5.1 Runner Design
It is ideal to design runners so that the cooling of molten resin and pressure loss are as little as possible, but such design is not economical because the ratio of runner weight to product weight increases, and the cooling of runners becomes the determining factor of the molding cycle. It is recommended, therefore, that runners be designed with the smallest dimensions within the allowable range.
"Simplified Runner Designing Chart" illustrated in "Molding Technology for DURACON® POM" can be used for runner design of DURANEX® PBT without any significant errors.
As for runner shapes, the best type is a full round runner; however, this type of runner is costly because it is necessary to cut grooves on both the stationary and the movable mold halves. Therefore, trapezoidal runners are frequently adopted.The standard dimensions for this runner are as follows:
Upper base length = (0.6 to 0.7) × Lower base length
Depth ≈ Upper base length
DURANEX can be molded through hot runners, but the following precautions must be taken:

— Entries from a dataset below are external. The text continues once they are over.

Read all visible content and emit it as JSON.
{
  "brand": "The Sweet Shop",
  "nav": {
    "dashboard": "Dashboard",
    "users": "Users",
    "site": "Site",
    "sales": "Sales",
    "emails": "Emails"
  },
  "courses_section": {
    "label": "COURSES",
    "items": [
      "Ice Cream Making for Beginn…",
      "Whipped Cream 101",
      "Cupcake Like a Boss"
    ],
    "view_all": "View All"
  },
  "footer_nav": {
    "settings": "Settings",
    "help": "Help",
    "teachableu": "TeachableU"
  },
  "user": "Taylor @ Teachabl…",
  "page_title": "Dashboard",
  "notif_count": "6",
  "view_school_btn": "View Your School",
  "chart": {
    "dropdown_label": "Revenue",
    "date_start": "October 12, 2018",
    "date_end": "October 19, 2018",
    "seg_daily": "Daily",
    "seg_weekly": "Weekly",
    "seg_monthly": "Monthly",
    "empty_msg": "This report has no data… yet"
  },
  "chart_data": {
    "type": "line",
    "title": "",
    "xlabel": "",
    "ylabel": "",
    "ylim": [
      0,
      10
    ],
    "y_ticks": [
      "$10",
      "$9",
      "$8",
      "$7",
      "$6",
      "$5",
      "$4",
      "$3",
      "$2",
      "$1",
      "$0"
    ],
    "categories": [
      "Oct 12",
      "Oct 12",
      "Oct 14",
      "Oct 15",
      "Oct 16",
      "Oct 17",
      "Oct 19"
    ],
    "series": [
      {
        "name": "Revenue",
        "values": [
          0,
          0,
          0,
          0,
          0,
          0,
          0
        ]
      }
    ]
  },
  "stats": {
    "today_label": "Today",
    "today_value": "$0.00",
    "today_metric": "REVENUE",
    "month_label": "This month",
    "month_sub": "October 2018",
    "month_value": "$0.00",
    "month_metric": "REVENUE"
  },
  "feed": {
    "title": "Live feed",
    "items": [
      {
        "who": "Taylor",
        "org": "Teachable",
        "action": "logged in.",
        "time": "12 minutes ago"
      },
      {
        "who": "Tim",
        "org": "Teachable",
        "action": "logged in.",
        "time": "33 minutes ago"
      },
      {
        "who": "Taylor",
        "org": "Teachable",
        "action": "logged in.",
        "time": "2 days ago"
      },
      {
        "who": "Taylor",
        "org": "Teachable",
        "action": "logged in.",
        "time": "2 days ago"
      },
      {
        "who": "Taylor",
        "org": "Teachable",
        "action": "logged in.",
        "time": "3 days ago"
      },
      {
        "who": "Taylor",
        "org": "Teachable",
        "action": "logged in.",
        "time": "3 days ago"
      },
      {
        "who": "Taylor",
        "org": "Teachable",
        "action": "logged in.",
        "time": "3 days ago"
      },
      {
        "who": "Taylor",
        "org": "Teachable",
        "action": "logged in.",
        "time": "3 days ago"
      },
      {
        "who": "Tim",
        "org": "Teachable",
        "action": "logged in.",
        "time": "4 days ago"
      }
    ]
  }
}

(1) When glass fiber reinforced grades are molded, materials for hot tips and manifolds must be carefully selected so that serious abrasion by the glass fibers does not occur.
(2) It is necessary to avoid discoloration and deterioration of the resin caused by additional residence time in hot tips and manifolds.
There should be no problems for other points, if only the general precautions on hot runner design are taken.
A larger gate is recommended for DURANEX than DURACON because reduction in cavity pressure tends to cause deformation. However, gate seal times for DURANEX are shorter than those for DURACON, as shown in Table 5-1, which is favorable from the molding cycle point of view.
The key points for gate are as follows:
(1) The gate type must be decided, taking product quality, productivity and automated operation into consideration.
(2) The position and the number of gates affect deformation, strength (especially the weld strength of composite grades) and appearance of a part. These are important measures for preventing deformation.
(3) The gate thickness should generally be 60 to 70% of the part thickness.
Table 5-1 Gate Seal Times for DURANEX® PBT and DURACON® POM
Improperly designed gas vents give DURANEX parts burn marks, impairing their appearance. As mentioned previously, high speed injection is a popular way to improve surface gloss; therefore, a thorough study of gas vents is required. For a mold where gas is driven out from the parting line, the recommended method is for gas to escape from the full outer periphery of the product as seen in Fig.5-1. The depth of the vent must be 2/100mm or less.
As a rule, a mold should be designed without undercut. In the case of DURANEX 3300, large undercut is not possible. The maximum is approximately 0.5%.
Draft should be as large as possible, within the permissible range, because of the small mold shrinkage of reinforced grades of DURANEX. Minimum taper is 1/2 to 1 degree. Sufficient consideration must also be paid to the knockout system, including the position and number of knockout pins.
Because mold temperature greatly affects the molding cycle and product quality, temperature control system for the mold must be studied beforehand as carefully as the runners, gates, and knockout system.
The key points are:
(1) Does the control system consist of electric heaters or hot water circulation?
(2) The key points for hot-water circulation system are:
a) Secure sufficient heat transfer surface area.
b) Locate the cooling water channels as close as possible to the cavity (to get a uniform temperature profile of cavity surface).
c) Circulate sufficient amount of water. In other words, it is important to use a temperature control unit having a pump big enough to supply sufficient amount of water to overcome pressure loss in the circuit.
(3) Consideration of core cooling, which can greatly improve molding cycle and product deformations.
Mold material for DURANEX requires the following considerations.
(1) Wear due to glass fibers
(2) Corrosion caused by gases from decomposition
(3) Corrosion resulting from flame retardants
Hardening is the best way to minimize wear. A countermeasure to protect against corrosion is to select suitable mold material. To obtain reference data for corrosion resistance, test specimens of various steels were exposed to gases produced by various grades of DURANEX held at 260°C, and the discoloration and corrosion of the specimens' surfaces were observed. The samples fell in the following order.
420 > D2 > P21 > P20 > 1049
Also, the following sequence is reported in technical literature.
310S, 440C > 304 > D2
These results indicate that stainless-type steels can withstand corrosion better than others. For reference, features of various mold materials are summarized in Table 5-2.
Table 5-2 Characteristics of Mold Materials